News organizations continue looking into the effects of the new health care law.
The Los Angeles Times answers several health reform-related questions, including: "How will this bill change my life this year? A: Many of the insurance reforms will take effect in the coming months. Insurers will no longer be allowed to place lifetime limits on coverage or drop customers from their rolls without cause. Plans will be required to cover preventive services and they must disclose how they put premium dollars to use. By next year, insurers will be required to provide rebates to customers if less than 80 percent of premium dollars are spent on actual care and improving quality" (Geiger, 4/2).
The Wall Street Journal has a table of all of the states' "legal authorities over rates in the individual [insurance] market" (4/2).
Related story from Kaiser Health News: True or False: Seven Concerns About The New Health Law (3/31).
In a health care "fact check," the Cleveland Plain Dealer answers the question: "Government-run long-term care insurance, similar to private policies that people buy to help pay for nursing home or convalescent care, was included in the health-reform bill the president signed. When can the public sign up? A: You'll have to wait a while. While enrollment technically could start as soon as next January, the Department of Health and Human Services first must complete actuarial studies and set up the entire program."
"The new government insurance program would ... save money that the government now spends on Medicaid. People would enroll through the workplace, although employers as well as employees could opt out" (Koff, 4/4).
Politifact looked into a March 21 statement by Rep. Lloyd Doggett, D-Texas, on the House floor: "you can certainly sum up our many, many pages with four words: 'You've got health care.' With this reform, every insured American gets valuable consumer protections, and every uninsured American can become insured."
Politifact concluded: "He's right about the law introducing consumer protections. Also, the law is expected to ease access to coverage, though not everyone benefits immediately. Still, starting in 2014, every American will be able to sign up for insurance. We rate Doggett's statement as True" (4/2).
Virginian-Pilot: "There are numerous unanswered questions as the 2,000-plus pages of law get transformed into even more pages of regulation. ... Roughly 1 million Virginians are uninsured. According to the Virginia Health Care Foundation, it's expected that under the new law about one-third will be newly eligible for Medicaid, the shared federal and state insurance for the poor and disabled. An additional 17 percent of the state's uninsured fall between ages 18 and 24, and they could be added to their parents' insurance. And 700,000 are expected to qualify for insurance subsidies, according to the Commonwealth Institute for Fiscal Analysis" (Simpson, 4/4).
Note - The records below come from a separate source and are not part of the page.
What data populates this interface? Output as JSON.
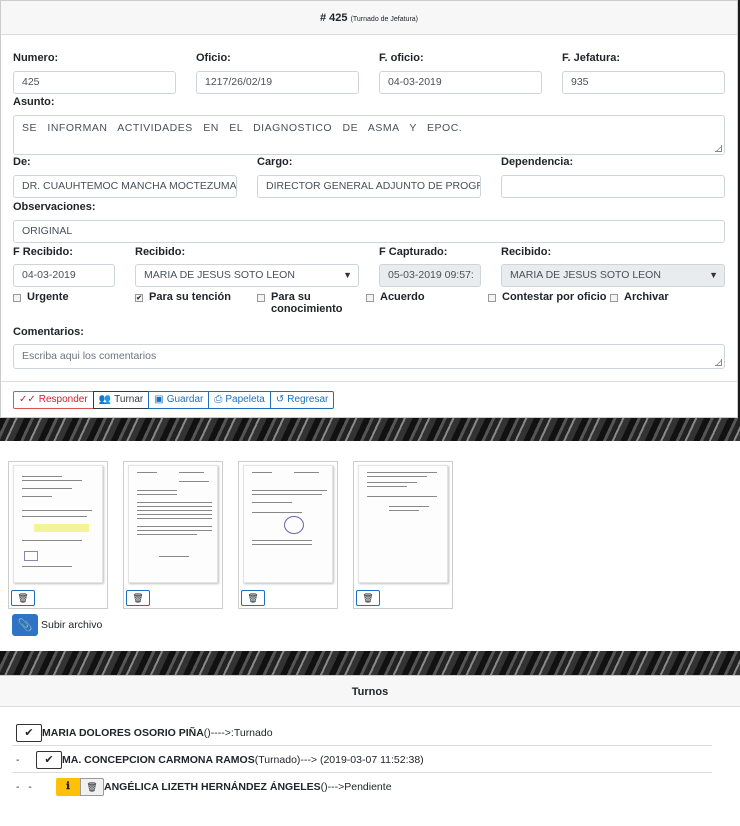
{
  "header": {
    "title": "# 425",
    "subtitle": "(Turnado de Jefatura)"
  },
  "form": {
    "numero": {
      "label": "Numero:",
      "value": "425"
    },
    "oficio": {
      "label": "Oficio:",
      "value": "1217/26/02/19"
    },
    "f_oficio": {
      "label": "F. oficio:",
      "value": "04-03-2019"
    },
    "f_jefatura": {
      "label": "F. Jefatura:",
      "value": "935"
    },
    "asunto": {
      "label": "Asunto:",
      "value": "SE INFORMAN ACTIVIDADES EN EL DIAGNOSTICO DE ASMA Y EPOC."
    },
    "de": {
      "label": "De:",
      "value": "DR. CUAUHTEMOC MANCHA MOCTEZUMA"
    },
    "cargo": {
      "label": "Cargo:",
      "value": "DIRECTOR GENERAL ADJUNTO DE PROGRAI"
    },
    "dependencia": {
      "label": "Dependencia:",
      "value": ""
    },
    "observaciones": {
      "label": "Observaciones:",
      "value": "ORIGINAL"
    },
    "f_recibido": {
      "label": "F Recibido:",
      "value": "04-03-2019"
    },
    "recibido": {
      "label": "Recibido:",
      "value": "MARIA DE JESUS SOTO LEON"
    },
    "f_capturado": {
      "label": "F Capturado:",
      "value": "05-03-2019 09:57:"
    },
    "recibido2": {
      "label": "Recibido:",
      "value": "MARIA DE JESUS SOTO LEON"
    },
    "checks": {
      "urgente": "Urgente",
      "tencion": "Para su tención",
      "conocimiento_1": "Para su",
      "conocimiento_2": "conocimiento",
      "acuerdo": "Acuerdo",
      "contestar": "Contestar por oficio",
      "archivar": "Archivar"
    },
    "comentarios": {
      "label": "Comentarios:",
      "placeholder": "Escriba aqui los comentarios"
    }
  },
  "buttons": {
    "responder": "Responder",
    "turnar": "Turnar",
    "guardar": "Guardar",
    "papeleta": "Papeleta",
    "regresar": "Regresar"
  },
  "files": {
    "upload_label": "Subir archivo",
    "count": 4
  },
  "turnos": {
    "title": "Turnos",
    "rows": [
      {
        "prefix": "",
        "name": "MARIA DOLORES OSORIO PIÑA",
        "detail": " ()---->:Turnado"
      },
      {
        "prefix": "-",
        "name": "MA. CONCEPCION CARMONA RAMOS",
        "detail": " (Turnado)---> (2019-03-07 11:52:38)"
      },
      {
        "prefix": "-   -",
        "name": "ANGÉLICA LIZETH HERNÁNDEZ ÁNGELES",
        "detail": " ()--->Pendiente"
      }
    ]
  },
  "colors": {
    "primary": "#1e6fbf",
    "danger": "#d9534f",
    "warning": "#ffc107"
  }
}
Allentown, Penn. Morning Call: "It's the question plenty of senior citizens are asking about health care reform: What does it really mean for Medicare? If they don't like the answer, it could have a major impact come election time. ... Indeed, the government-run insurance program for seniors is slated to see significant changes because of the new health care reform law -- both new benefits that should help most beneficiaries, as well as cuts that could limit options for some."
"The lawmakers who pushed health care reform through are hoping there are enough pros to counterbalance any cons for seniors, who are among the most reliable of voters" (Callaway, 4/3).